I believe in Christianity as I believe that the sun has risen: not only because I see it, but because by it I see everything else.

- C.S. Lewis

So how do you see the world? Yourself? The world around you? What’s wrong? How do we fix it? Have you even thought about it? What do you assume when you read the Bible, when you talk to your friends, when you vote or when you sing or write a worship song?

After all, many of us song leaders started out as teenagers with a guitar strapped on our shoulder and the best of intentions. We loved music and we loved Jesus and wanted to be involved in our church somehow. If we could sing and strum four chords or more all the better! Choosing a set of songs didn’t seem like such a big deal: we’d been doing it all the time in our garage band or for the high school talent show. But it turns out these things are kind of a big deal. Before you know it and of course depending on the structure of your church, you might find yourself forming what is essentially a liturgy and seriously impacting how congregants understand God and themselves. Nevertheless, we’re thrust forward and given a few websites and a book of chord charts. Even with the best of intentions and incredible effectiveness, worship training resources tend to be focused almost entirely on ‘what we do’ — these are the questions most of us are asking after all — and only occasionally do we address the assumptions that led us to do those things in the first place. 

 

So for us to constantly answer ‘how’ to do a thing without asking ‘why’ we do it this way seems fruitless.

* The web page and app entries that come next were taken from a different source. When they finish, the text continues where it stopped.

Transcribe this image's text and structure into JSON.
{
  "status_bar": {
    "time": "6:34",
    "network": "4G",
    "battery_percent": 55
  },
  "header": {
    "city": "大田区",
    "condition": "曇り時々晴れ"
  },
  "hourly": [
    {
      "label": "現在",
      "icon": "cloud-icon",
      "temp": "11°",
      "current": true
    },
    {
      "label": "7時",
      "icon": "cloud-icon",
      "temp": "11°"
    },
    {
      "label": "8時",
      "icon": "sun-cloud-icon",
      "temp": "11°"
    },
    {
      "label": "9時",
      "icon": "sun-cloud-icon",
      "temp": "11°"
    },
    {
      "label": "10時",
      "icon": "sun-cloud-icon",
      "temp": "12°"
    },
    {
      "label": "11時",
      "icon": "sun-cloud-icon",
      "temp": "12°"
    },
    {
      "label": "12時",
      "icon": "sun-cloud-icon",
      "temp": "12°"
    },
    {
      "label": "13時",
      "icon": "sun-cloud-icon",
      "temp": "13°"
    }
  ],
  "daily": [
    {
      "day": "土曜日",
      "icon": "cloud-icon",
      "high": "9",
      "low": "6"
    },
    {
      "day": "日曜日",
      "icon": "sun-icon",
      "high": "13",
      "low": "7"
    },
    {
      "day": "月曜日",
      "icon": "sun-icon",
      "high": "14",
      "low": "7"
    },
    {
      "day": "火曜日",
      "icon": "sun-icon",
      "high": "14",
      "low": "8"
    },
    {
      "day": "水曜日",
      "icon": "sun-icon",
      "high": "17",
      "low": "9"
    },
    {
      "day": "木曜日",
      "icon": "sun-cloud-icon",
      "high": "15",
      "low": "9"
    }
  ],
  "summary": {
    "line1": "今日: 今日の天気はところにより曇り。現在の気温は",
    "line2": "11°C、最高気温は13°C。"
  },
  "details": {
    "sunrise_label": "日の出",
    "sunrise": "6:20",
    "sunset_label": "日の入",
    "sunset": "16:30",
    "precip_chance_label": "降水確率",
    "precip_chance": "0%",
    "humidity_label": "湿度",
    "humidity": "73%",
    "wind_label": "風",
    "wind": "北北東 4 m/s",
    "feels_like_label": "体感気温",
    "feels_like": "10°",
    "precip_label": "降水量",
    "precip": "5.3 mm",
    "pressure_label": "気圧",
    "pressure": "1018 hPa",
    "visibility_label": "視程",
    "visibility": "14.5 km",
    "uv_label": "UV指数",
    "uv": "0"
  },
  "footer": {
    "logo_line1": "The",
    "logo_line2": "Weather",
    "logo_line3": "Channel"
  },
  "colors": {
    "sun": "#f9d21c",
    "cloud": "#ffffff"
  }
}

I began to unpack this thought a little in my post on New Years Resolutions: if we obsess with ‘what’ without ever asking ‘why’, we easily lose track of why we do things at all. I have to admit that I worry that may be exactly where we’re headed in the Evangelical church. Without developing a keen sense of the bigger picture we awkwardly cram Christian beliefs into the driving narratives of the world around us: conservatism vs. liberalism, enlightenment philosophy, materialism, pragmatism, commercialism, and so on. The blogosphere is on fire with examples of us attempting to cram our faith into strangely-fitting-philosophical-outfits and all the while Christianity is a story in its own right — with its own set of assumptions. 

So let’s get practical by taking some time away occasionally from being so darned pragmatic. Let’s take a look at the big picture together and talk through our cultural and personal assumptions and how they have shaped the songs we write, the assumptions we have when we gather for church, what ‘worship’ is, and so on. This series of posts will focus on discussing our cultural and personal assumptions and ideas and how they have shaped our services, songs and assumptions about worship, about ‘why’ we do certain things, and perhaps even at times ‘why’ we shouldn’t. So let’s take off our spectacles, take a good look at our smudges and do our best at giving them a wipe to the glory of God.

In the meantime, if you have any subjects you’d like to see covered in this series please comment below – I’d love to see the kinds of things that have got your attention and see if we can talk it out!

Grace and Peace,
Elias